_How to complete this task_
In the records below, how many lines hold the word "name"? Give only the number.

_Record extracts_
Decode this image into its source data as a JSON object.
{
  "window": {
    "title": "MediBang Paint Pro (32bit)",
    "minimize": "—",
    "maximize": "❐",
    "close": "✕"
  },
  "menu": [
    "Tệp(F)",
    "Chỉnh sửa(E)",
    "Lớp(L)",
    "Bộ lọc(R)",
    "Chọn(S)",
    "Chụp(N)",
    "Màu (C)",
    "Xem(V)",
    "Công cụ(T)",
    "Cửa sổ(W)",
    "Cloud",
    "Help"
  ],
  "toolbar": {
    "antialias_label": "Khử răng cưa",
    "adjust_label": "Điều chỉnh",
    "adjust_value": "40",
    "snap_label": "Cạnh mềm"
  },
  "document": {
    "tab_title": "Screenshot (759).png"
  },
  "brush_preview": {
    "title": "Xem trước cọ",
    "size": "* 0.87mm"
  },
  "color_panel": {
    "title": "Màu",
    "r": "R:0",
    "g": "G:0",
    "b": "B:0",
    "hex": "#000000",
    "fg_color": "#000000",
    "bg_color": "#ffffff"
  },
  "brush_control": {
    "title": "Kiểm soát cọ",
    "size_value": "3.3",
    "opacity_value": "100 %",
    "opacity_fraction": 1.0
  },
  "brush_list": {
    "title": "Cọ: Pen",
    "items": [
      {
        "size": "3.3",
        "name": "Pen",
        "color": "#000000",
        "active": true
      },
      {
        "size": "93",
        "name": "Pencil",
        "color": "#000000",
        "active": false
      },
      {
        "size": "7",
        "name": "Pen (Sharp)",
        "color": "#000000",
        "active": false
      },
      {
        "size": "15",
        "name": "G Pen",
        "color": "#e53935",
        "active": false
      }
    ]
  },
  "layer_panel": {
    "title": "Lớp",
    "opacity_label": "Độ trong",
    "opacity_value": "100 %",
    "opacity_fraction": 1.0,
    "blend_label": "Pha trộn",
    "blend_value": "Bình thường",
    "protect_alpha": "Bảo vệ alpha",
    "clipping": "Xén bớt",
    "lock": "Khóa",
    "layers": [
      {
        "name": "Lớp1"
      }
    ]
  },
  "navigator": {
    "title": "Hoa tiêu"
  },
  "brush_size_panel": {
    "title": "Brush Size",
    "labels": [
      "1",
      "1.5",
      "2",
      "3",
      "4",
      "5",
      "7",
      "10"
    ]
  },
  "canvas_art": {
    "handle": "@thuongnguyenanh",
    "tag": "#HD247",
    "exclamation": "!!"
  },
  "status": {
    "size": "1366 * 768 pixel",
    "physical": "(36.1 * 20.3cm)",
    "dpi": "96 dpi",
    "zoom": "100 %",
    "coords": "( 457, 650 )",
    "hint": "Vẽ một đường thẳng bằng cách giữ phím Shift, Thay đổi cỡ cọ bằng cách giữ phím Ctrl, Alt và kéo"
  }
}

_Response_
5